Richard Krueger filed the appeal with the county, claiming the Clatsop County Planning Commission’s denial in July was based on a formality and not on actual requirements.
The Board of Commissioners unanimously agreed Wednesday to hear the appeal and take a fresh look at the proposal. Supporters of the Bella Ridge Apartments see the project as a much-needed source of affordable and workforce housing.
A hearing is scheduled Sept. 14 during the board’s next regular meeting .
In his appeal, Krueger asked county commissioners to only review the sole issue of contention, which was a question about sewer capacity in the region. Krueger wants to build the Bella Ridge Apartments on 10.4 acres between Lewis and Clark Elementary School and the Lewis and Clark Golf & RV Resort.
County staff, however, recommended the board revisit the entire project.
Commissioners agreed to hear all the evidence, and not limit what can be discussed during public comment.
“I think it’s important that we allow the public to say what they want to say,” Commissioner Sarah Nebeker said.
Neighbors against the project have been outspoken with concerns ranging from traffic impacts to whether the area has enough water and sewer capacity long term for the development.
A condition of approval was for Krueger to show proof of adequate water and sewer connections.
The Planning Commission acknowledged the property has access to water and sewer but still denied the project based on a letter from the Miles Crossing Sanitary Sewer District Board retracting their approval. The sewer board sent a previous letter of support, but it was sent without following formal procedure.
Denying a project based on a sewer board’s mistake does not follow the law, David Noren, Krueger’s lawyer, said.
“The test is not whether a specific project has received ‘approval’ or has a contract to receive services,” Noren wrote in the appeal. “The test, for purposes of a zone change, is whether there are public facilities appropriate to the zone.”

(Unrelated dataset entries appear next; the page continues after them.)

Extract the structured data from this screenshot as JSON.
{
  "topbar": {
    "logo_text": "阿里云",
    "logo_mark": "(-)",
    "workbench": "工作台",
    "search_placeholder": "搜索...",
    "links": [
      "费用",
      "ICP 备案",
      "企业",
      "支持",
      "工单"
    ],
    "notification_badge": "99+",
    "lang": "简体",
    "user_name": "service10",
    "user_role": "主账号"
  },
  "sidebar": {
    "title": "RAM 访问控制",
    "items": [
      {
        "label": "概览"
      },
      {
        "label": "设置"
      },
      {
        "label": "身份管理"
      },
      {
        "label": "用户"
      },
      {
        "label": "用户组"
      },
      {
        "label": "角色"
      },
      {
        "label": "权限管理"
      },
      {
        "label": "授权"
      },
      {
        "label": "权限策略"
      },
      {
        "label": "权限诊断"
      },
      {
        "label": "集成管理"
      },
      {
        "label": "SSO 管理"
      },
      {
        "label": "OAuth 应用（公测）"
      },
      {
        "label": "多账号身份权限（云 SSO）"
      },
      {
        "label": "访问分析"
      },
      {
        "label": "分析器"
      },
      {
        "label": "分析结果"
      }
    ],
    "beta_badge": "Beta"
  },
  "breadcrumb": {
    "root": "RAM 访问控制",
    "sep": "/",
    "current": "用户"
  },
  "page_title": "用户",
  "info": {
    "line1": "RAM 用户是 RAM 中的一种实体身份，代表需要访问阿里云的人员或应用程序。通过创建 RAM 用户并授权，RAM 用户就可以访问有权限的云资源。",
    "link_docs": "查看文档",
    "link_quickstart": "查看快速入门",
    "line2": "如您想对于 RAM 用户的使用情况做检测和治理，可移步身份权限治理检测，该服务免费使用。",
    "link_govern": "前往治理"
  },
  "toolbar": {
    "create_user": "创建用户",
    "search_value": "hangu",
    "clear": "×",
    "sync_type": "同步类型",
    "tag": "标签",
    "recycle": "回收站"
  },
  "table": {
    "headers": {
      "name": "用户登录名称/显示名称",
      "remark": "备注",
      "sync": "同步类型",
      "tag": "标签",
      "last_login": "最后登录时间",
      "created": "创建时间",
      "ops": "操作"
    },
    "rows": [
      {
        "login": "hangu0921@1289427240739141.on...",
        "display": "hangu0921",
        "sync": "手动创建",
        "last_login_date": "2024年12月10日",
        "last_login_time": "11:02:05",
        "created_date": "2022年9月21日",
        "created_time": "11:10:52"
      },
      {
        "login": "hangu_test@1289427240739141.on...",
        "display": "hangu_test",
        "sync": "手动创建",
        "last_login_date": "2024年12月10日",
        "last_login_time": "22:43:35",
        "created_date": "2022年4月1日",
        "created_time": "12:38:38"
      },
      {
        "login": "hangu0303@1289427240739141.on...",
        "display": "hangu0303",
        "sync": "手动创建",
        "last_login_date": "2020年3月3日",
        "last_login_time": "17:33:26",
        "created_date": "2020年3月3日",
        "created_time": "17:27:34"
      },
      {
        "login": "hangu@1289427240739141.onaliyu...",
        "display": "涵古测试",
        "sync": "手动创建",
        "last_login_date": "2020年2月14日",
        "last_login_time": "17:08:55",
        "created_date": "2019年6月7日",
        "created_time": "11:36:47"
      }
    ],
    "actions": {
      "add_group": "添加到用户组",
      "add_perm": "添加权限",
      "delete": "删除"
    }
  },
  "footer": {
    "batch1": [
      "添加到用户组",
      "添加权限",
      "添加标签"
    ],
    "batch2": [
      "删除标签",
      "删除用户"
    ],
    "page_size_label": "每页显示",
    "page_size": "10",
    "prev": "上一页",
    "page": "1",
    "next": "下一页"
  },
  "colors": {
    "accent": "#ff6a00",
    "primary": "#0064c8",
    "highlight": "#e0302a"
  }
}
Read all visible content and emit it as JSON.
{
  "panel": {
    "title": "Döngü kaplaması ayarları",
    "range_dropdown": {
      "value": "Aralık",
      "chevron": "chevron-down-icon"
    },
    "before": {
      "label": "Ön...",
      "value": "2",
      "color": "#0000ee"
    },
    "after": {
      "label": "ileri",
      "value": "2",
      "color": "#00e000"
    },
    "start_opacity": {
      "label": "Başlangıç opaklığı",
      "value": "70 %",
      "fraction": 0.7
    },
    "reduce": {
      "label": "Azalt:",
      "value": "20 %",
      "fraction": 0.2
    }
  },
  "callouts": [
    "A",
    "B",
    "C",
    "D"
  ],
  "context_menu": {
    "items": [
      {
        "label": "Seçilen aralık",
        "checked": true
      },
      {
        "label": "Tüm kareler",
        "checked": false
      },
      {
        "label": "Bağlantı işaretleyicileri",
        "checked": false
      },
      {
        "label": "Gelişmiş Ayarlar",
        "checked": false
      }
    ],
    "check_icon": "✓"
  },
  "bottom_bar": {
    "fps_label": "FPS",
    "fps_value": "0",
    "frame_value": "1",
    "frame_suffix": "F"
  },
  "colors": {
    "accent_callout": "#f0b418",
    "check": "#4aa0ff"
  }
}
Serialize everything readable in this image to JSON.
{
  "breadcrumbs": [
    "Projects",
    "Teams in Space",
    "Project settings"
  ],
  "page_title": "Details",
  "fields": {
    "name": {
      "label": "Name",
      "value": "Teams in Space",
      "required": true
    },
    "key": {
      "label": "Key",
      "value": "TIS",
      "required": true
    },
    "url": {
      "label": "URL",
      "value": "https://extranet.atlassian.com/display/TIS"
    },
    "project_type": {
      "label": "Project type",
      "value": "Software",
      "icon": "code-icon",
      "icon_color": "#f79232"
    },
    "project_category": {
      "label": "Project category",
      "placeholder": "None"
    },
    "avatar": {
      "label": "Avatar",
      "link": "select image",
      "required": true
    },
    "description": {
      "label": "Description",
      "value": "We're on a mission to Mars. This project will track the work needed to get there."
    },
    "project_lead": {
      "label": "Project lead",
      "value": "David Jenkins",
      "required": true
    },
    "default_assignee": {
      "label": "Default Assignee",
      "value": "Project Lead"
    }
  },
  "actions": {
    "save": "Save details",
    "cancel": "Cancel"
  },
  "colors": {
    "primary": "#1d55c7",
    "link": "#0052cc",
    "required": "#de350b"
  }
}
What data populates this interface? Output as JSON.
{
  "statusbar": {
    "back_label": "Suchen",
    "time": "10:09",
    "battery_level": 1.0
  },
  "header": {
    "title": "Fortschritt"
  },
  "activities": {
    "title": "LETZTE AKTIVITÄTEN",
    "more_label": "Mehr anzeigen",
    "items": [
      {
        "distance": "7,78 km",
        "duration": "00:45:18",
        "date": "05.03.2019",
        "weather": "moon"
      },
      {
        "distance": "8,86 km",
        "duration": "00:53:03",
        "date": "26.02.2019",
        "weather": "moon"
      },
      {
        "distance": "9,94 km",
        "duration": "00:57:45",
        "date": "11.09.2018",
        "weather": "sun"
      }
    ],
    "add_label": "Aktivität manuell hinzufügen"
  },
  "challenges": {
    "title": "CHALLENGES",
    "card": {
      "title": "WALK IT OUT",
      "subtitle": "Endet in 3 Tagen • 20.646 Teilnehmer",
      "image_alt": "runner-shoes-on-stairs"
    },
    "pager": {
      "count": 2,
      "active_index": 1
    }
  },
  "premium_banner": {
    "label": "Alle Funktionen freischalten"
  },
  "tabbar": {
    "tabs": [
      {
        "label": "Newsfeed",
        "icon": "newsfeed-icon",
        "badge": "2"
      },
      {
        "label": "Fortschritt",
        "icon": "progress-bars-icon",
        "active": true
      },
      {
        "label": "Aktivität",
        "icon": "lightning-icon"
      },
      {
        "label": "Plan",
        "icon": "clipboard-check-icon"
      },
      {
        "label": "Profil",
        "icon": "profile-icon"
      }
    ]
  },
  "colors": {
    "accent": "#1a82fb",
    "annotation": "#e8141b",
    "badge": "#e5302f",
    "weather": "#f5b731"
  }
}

Krueger and his lawyer are expected to present evidence showing water and sewer capacity is available.
Krueger lowered the proposed development from 168 units to 48 units to accommodate concerns. The location is the site of a proposed 36-lot subdivision for single-family homes approved last year by the Planning Commission. Krueger wants to rezone the property for multifamily use, which the Planning Commission denied.